Homegrown terrorists are playing increasingly prominent roles within Al Qaeda and are threatening more deadly attacks from within the U.S., the much anticipated 9/11 report card revealed today.
As the 10th anniversary of the devastating attacks on New York approaches, the National Security Preparedness Group issued a stinging assessment of just how far the U.S. needs to go to combat terror threats.
Airport security is still not thorough enough to stop a large-scale air bombing, the report claimed and, even more worryingly, the greatest threat to national security may well be coming from America itself, with the frighteningly common radicalisation of Muslim-American teens.
The report, issued today, stated: ‘Most troubling, we have seen a pattern of increasing terrorist recruitment of American citizens and residents to act as “lone wolves” . . .
‘Today, we know that Americans are playing increasingly prominent roles in al Qaeda’s movement.
‘Muslim-American youth are being recruited in Somali communities in Minneapolis and Portland, Oregon, in some respects moving the front lines to the interior of our country.’
In recent years, there has been a jump in the number of attacks on the U.S. by homegrown Muslim-Americans.
In 2009, there were two of these high-profile terrorist attacks in the U.S.

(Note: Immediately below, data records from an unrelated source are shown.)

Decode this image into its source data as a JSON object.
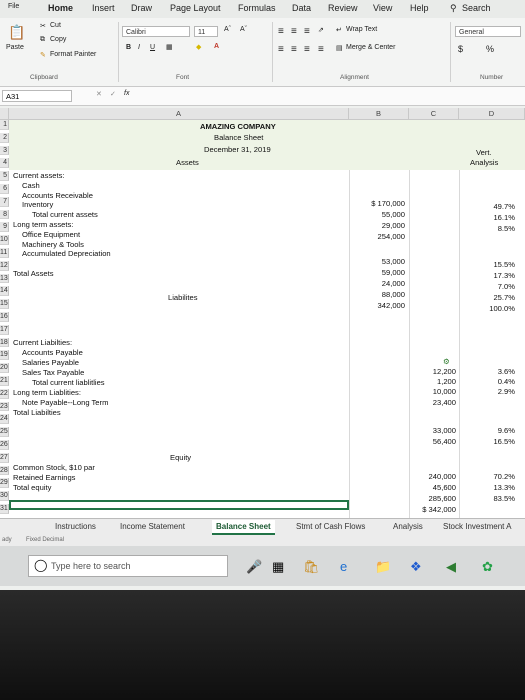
{
  "ribbon": {
    "tabs": [
      "File",
      "Home",
      "Insert",
      "Draw",
      "Page Layout",
      "Formulas",
      "Data",
      "Review",
      "View",
      "Help",
      "Search"
    ],
    "clipboard": {
      "cut": "Cut",
      "copy": "Copy",
      "paste": "Paste",
      "format_painter": "Format Painter",
      "label": "Clipboard"
    },
    "font": {
      "name": "Calibri",
      "size": "11",
      "bold": "B",
      "italic": "I",
      "underline": "U",
      "label": "Font"
    },
    "alignment": {
      "wrap": "Wrap Text",
      "merge": "Merge & Center",
      "label": "Alignment"
    },
    "number": {
      "format": "General",
      "label": "Number",
      "currency": "$",
      "percent": "%"
    }
  },
  "formula_bar": {
    "name_box": "A31",
    "fx": "fx",
    "value": ""
  },
  "columns": [
    "A",
    "B",
    "C",
    "D"
  ],
  "rows": [
    "1",
    "2",
    "3",
    "4",
    "5",
    "6",
    "7",
    "8",
    "9",
    "10",
    "11",
    "12",
    "13",
    "14",
    "15",
    "16",
    "17",
    "18",
    "19",
    "20",
    "21",
    "22",
    "23",
    "24",
    "25",
    "26",
    "27",
    "28",
    "29",
    "30",
    "31"
  ],
  "sheet": {
    "title": "AMAZING COMPANY",
    "subtitle": "Balance Sheet",
    "date": "December 31, 2019",
    "vert": "Vert.",
    "analysis": "Analysis",
    "assets_header": "Assets",
    "liabilities_header": "Liabilites",
    "equity_header": "Equity",
    "labels": {
      "r5": "Current assets:",
      "r6": "Cash",
      "r7": "Accounts Receivable",
      "r8": "Inventory",
      "r9": "Total current assets",
      "r10": "Long term assets:",
      "r11": "Office Equipment",
      "r12": "Machinery & Tools",
      "r13": "Accumulated Depreciation",
      "r15": "Total Assets",
      "r18": "Current Liabilties:",
      "r19": "Accounts Payable",
      "r20": "Salaries Payable",
      "r21": "Sales Tax Payable",
      "r22": "Total current liablitlies",
      "r23": "Long term Liablities:",
      "r24": "Note Payable--Long Term",
      "r25": "Total Liabilties",
      "r28": "Common Stock, $10 par",
      "r29": "Retained Earnings",
      "r30": "Total equity"
    },
    "assets_values": [
      "$ 170,000",
      "55,000",
      "29,000",
      "254,000",
      "53,000",
      "59,000",
      "24,000",
      "88,000",
      "342,000"
    ],
    "assets_pct": [
      "49.7%",
      "16.1%",
      "8.5%",
      "15.5%",
      "17.3%",
      "7.0%",
      "25.7%",
      "100.0%"
    ],
    "liab_values": [
      "12,200",
      "1,200",
      "10,000",
      "23,400",
      "33,000",
      "56,400"
    ],
    "liab_pct": [
      "3.6%",
      "0.4%",
      "2.9%",
      "9.6%",
      "16.5%"
    ],
    "equity_values": [
      "240,000",
      "45,600",
      "285,600",
      "$ 342,000"
    ],
    "equity_pct": [
      "70.2%",
      "13.3%",
      "83.5%"
    ]
  },
  "sheet_tabs": [
    "Instructions",
    "Income Statement",
    "Balance Sheet",
    "Stmt of Cash Flows",
    "Analysis",
    "Stock Investment A"
  ],
  "status": {
    "left": "ady",
    "mode": "Fixed Decimal"
  },
  "taskbar": {
    "search_placeholder": "Type here to search"
  }
}
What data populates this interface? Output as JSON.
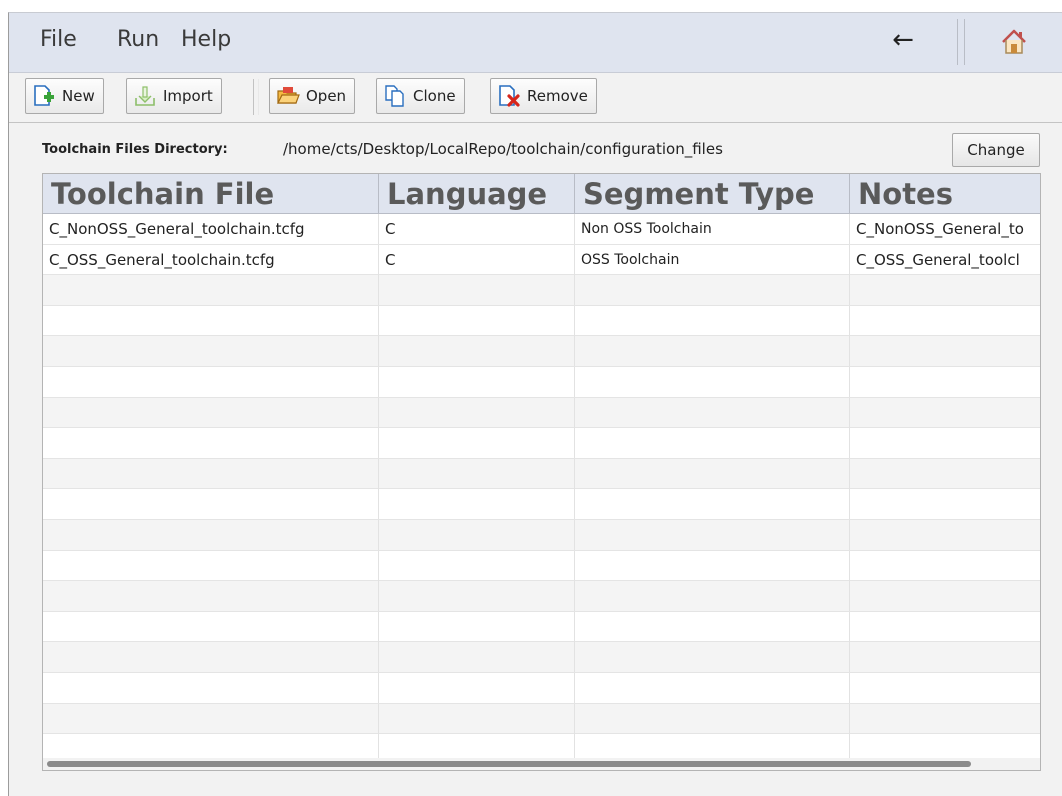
{
  "menubar": {
    "file": "File",
    "run": "Run",
    "help": "Help",
    "back_icon": "←"
  },
  "toolbar": {
    "new": "New",
    "import": "Import",
    "open": "Open",
    "clone": "Clone",
    "remove": "Remove"
  },
  "directory": {
    "label": "Toolchain Files Directory:",
    "path": "/home/cts/Desktop/LocalRepo/toolchain/configuration_files",
    "change": "Change"
  },
  "table": {
    "columns": [
      "Toolchain File",
      "Language",
      "Segment Type",
      "Notes"
    ],
    "rows": [
      [
        "C_NonOSS_General_toolchain.tcfg",
        "C",
        "Non OSS Toolchain",
        "C_NonOSS_General_to"
      ],
      [
        "C_OSS_General_toolchain.tcfg",
        "C",
        "OSS Toolchain",
        "C_OSS_General_toolcl"
      ]
    ]
  },
  "colors": {
    "menubar_bg": "#dfe4ef",
    "header_bg": "#dfe4ef",
    "toolbar_bg": "#f2f2f2"
  },
  "icons": {
    "back": "back-arrow-icon",
    "home": "home-icon",
    "new": "new-file-icon",
    "import": "import-icon",
    "open": "open-folder-icon",
    "clone": "clone-icon",
    "remove": "remove-file-icon"
  }
}
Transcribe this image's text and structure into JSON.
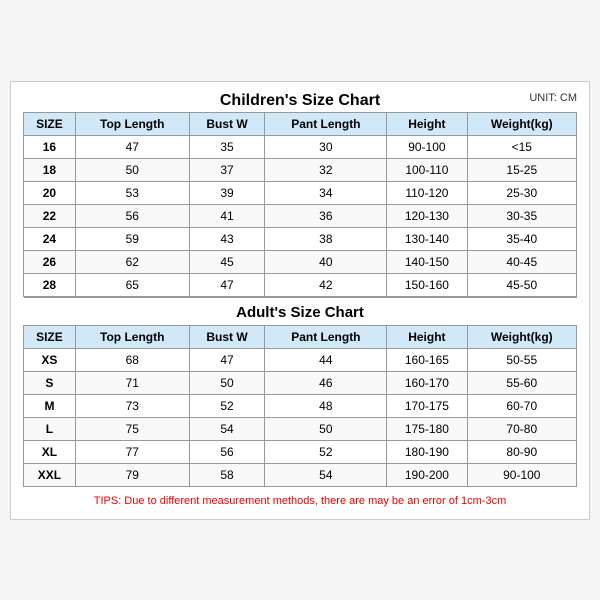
{
  "chart": {
    "main_title": "Children's Size Chart",
    "unit": "UNIT: CM",
    "adult_title": "Adult's Size Chart",
    "tips": "TIPS: Due to different measurement methods, there are may be an error of 1cm-3cm",
    "columns": [
      "SIZE",
      "Top Length",
      "Bust W",
      "Pant Length",
      "Height",
      "Weight(kg)"
    ],
    "children_rows": [
      [
        "16",
        "47",
        "35",
        "30",
        "90-100",
        "<15"
      ],
      [
        "18",
        "50",
        "37",
        "32",
        "100-110",
        "15-25"
      ],
      [
        "20",
        "53",
        "39",
        "34",
        "110-120",
        "25-30"
      ],
      [
        "22",
        "56",
        "41",
        "36",
        "120-130",
        "30-35"
      ],
      [
        "24",
        "59",
        "43",
        "38",
        "130-140",
        "35-40"
      ],
      [
        "26",
        "62",
        "45",
        "40",
        "140-150",
        "40-45"
      ],
      [
        "28",
        "65",
        "47",
        "42",
        "150-160",
        "45-50"
      ]
    ],
    "adult_rows": [
      [
        "XS",
        "68",
        "47",
        "44",
        "160-165",
        "50-55"
      ],
      [
        "S",
        "71",
        "50",
        "46",
        "160-170",
        "55-60"
      ],
      [
        "M",
        "73",
        "52",
        "48",
        "170-175",
        "60-70"
      ],
      [
        "L",
        "75",
        "54",
        "50",
        "175-180",
        "70-80"
      ],
      [
        "XL",
        "77",
        "56",
        "52",
        "180-190",
        "80-90"
      ],
      [
        "XXL",
        "79",
        "58",
        "54",
        "190-200",
        "90-100"
      ]
    ]
  }
}
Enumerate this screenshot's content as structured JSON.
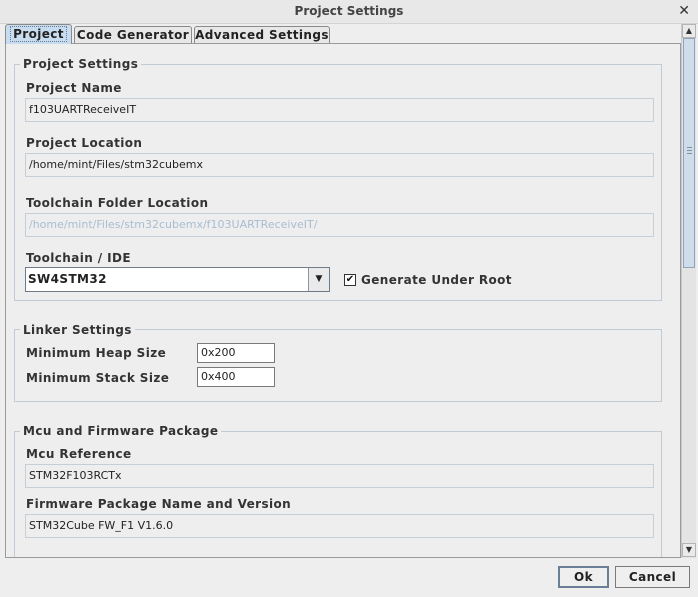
{
  "window": {
    "title": "Project Settings",
    "close_glyph": "✕"
  },
  "tabs": [
    {
      "label": "Project",
      "active": true
    },
    {
      "label": "Code Generator",
      "active": false
    },
    {
      "label": "Advanced Settings",
      "active": false
    }
  ],
  "project_settings": {
    "legend": "Project Settings",
    "project_name_label": "Project Name",
    "project_name_value": "f103UARTReceiveIT",
    "project_location_label": "Project Location",
    "project_location_value": "/home/mint/Files/stm32cubemx",
    "toolchain_folder_label": "Toolchain Folder Location",
    "toolchain_folder_value": "/home/mint/Files/stm32cubemx/f103UARTReceiveIT/",
    "toolchain_ide_label": "Toolchain / IDE",
    "toolchain_ide_value": "SW4STM32",
    "generate_under_root_label": "Generate Under Root",
    "generate_under_root_checked": true
  },
  "linker_settings": {
    "legend": "Linker Settings",
    "min_heap_label": "Minimum Heap Size",
    "min_heap_value": "0x200",
    "min_stack_label": "Minimum Stack Size",
    "min_stack_value": "0x400"
  },
  "mcu_firmware": {
    "legend": "Mcu and Firmware Package",
    "mcu_reference_label": "Mcu Reference",
    "mcu_reference_value": "STM32F103RCTx",
    "firmware_label": "Firmware Package Name and Version",
    "firmware_value": "STM32Cube FW_F1 V1.6.0"
  },
  "buttons": {
    "ok": "Ok",
    "cancel": "Cancel"
  },
  "icons": {
    "close": "close-icon",
    "dropdown": "chevron-down-icon",
    "check": "checkmark-icon"
  }
}
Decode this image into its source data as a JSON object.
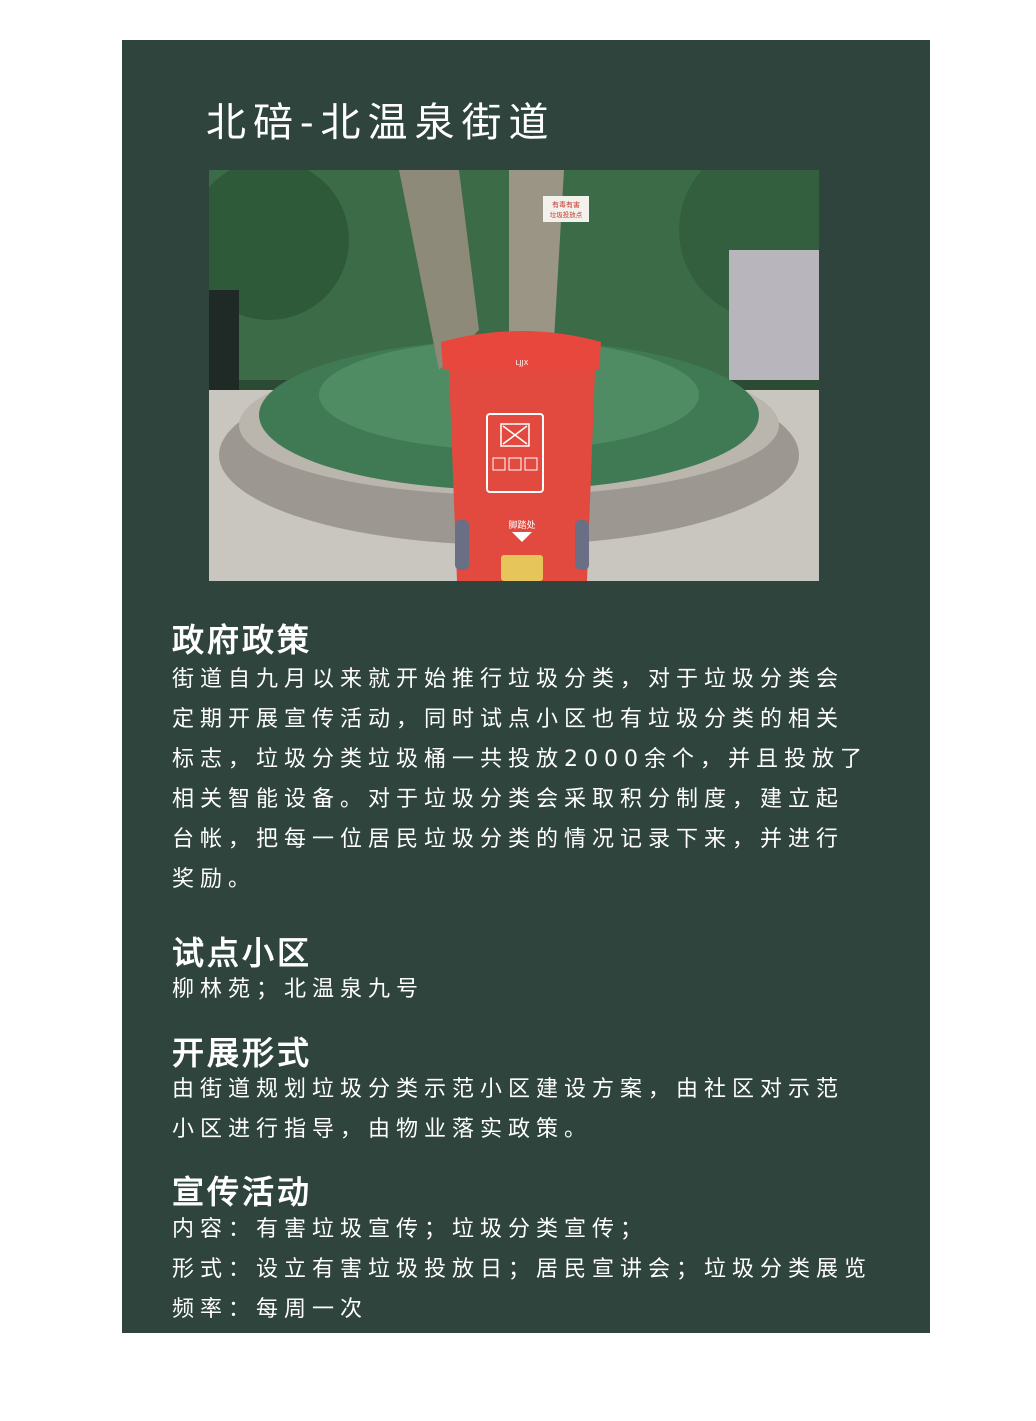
{
  "page_title": "北碚-北温泉街道",
  "colors": {
    "panel": "#2f443c",
    "text": "#ffffff",
    "bin_red": "#e8473d"
  },
  "photo": {
    "sign_line1": "有毒有害",
    "sign_line2": "垃圾投放点",
    "bin_brand": "LJJX",
    "bin_pedal_text": "脚踏处"
  },
  "sections": {
    "policy": {
      "heading": "政府政策",
      "lines": [
        "街道自九月以来就开始推行垃圾分类，对于垃圾分类会",
        "定期开展宣传活动，同时试点小区也有垃圾分类的相关",
        "标志，垃圾分类垃圾桶一共投放2000余个，并且投放了",
        "相关智能设备。对于垃圾分类会采取积分制度，建立起",
        "台帐，把每一位居民垃圾分类的情况记录下来，并进行",
        "奖励。"
      ]
    },
    "pilot": {
      "heading": "试点小区",
      "lines": [
        "柳林苑；北温泉九号"
      ]
    },
    "form": {
      "heading": "开展形式",
      "lines": [
        "由街道规划垃圾分类示范小区建设方案，由社区对示范",
        "小区进行指导，由物业落实政策。"
      ]
    },
    "promo": {
      "heading": "宣传活动",
      "lines": [
        "内容：有害垃圾宣传；垃圾分类宣传；",
        "形式：设立有害垃圾投放日；居民宣讲会；垃圾分类展览",
        "频率：每周一次"
      ]
    }
  }
}
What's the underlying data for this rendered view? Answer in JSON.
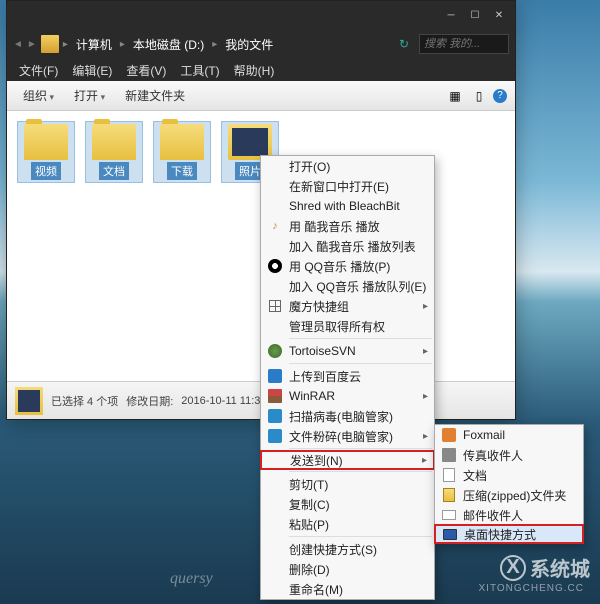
{
  "window": {
    "breadcrumb": [
      "计算机",
      "本地磁盘 (D:)",
      "我的文件"
    ],
    "search_placeholder": "搜索 我的..."
  },
  "menubar": {
    "file": "文件(F)",
    "edit": "编辑(E)",
    "view": "查看(V)",
    "tools": "工具(T)",
    "help": "帮助(H)"
  },
  "toolbar": {
    "organize": "组织",
    "open": "打开",
    "new_folder": "新建文件夹"
  },
  "folders": [
    {
      "label": "视频"
    },
    {
      "label": "文档"
    },
    {
      "label": "下载"
    },
    {
      "label": "照片"
    }
  ],
  "statusbar": {
    "selection": "已选择 4 个项",
    "modified_label": "修改日期:",
    "modified_value": "2016-10-11 11:3"
  },
  "context_menu": {
    "open": "打开(O)",
    "open_new_window": "在新窗口中打开(E)",
    "shred": "Shred with BleachBit",
    "kuwo_play": "用 酷我音乐 播放",
    "kuwo_add": "加入 酷我音乐 播放列表",
    "qq_play": "用 QQ音乐 播放(P)",
    "qq_add": "加入 QQ音乐 播放队列(E)",
    "magic": "魔方快捷组",
    "admin_own": "管理员取得所有权",
    "tortoise": "TortoiseSVN",
    "upload_baidu": "上传到百度云",
    "winrar": "WinRAR",
    "scan_virus": "扫描病毒(电脑管家)",
    "file_shred": "文件粉碎(电脑管家)",
    "send_to": "发送到(N)",
    "cut": "剪切(T)",
    "copy": "复制(C)",
    "paste": "粘贴(P)",
    "create_shortcut": "创建快捷方式(S)",
    "delete": "删除(D)",
    "rename": "重命名(M)"
  },
  "submenu": {
    "foxmail": "Foxmail",
    "fax": "传真收件人",
    "doc": "文档",
    "zip": "压缩(zipped)文件夹",
    "mail": "邮件收件人",
    "desktop_shortcut": "桌面快捷方式"
  },
  "watermark": {
    "brand": "系统城",
    "sub": "XITONGCHENG.CC",
    "cursive": "quersy"
  }
}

13 people were killed and 29 injured in the Fort Hood shooting, the sole suspect for which is Nidal Malik Hasan, a U.S. born Palestinian who faces the death penalty for the charges.
He was an Army major serving as a psychiatrist who was shot when taken into custody and is now paralysed from the chest down.
The same year, a U.S. military recruiter was killed in Little Rock, Arkansas and another man injured.
Muslim convert Abdulhakim Mujahid Muhammad was said by police to have confessed to the killing of Private William Long, saying he had been sent to kill as many soldiers as possible by Al Qaeda.
The report said particularly worrying was the ‘self-radicalisation’ of Muslim youth in America.
‘This process is often influenced by blogs and other online content advocating violent Islamist extremism,’ it stated.
‘While there are methods to monitor some of this activity, it is simply impossible to know the inner thinking of every at-risk person. Thus, self-radicalisation poses a serious emerging threat in the U.S.’
The report card added that despite the government spending billions of dollars on airport security, scanners still cannot reliably detect bombs which could bring down planes.
Among concerns raised were ones about full body scanners, which , aside from raising privacy concerns, cannot see explosives hidden within the body.
‘Explosives detection technology lacks reliability and lags in its capability to automatically identify concealed weapons and explosives,’ the report claimed.
‘The next generation of whole body scanning machines also are not effective at detecting explosives hidden within the body.’
It added: ‘Although Osama bin Laden is dead, al Qaeda is not.’
Governor Tom Kean, the co-chairman of the 9/11 Commission told ABC News: ‘We really have not gotten it right yet. Some of these recommendations, no question you get an F.’
The Transportation Security Administration’s former administrator Kip Hawley insisted security at airports was sufficient to prevent large scale attacks on planes.
‘Yes, you don’t want a bomb going off and injuring people on a plane, but you do not want to let them bring on a bomb that will catastrophically destroy the plane,’ he said.
TSA spokesman Greg Soule added: ‘As we approach the tenth anniversary of 9/11, there is no question that America’s transportation systems are stronger and more secure than they were a decade ago.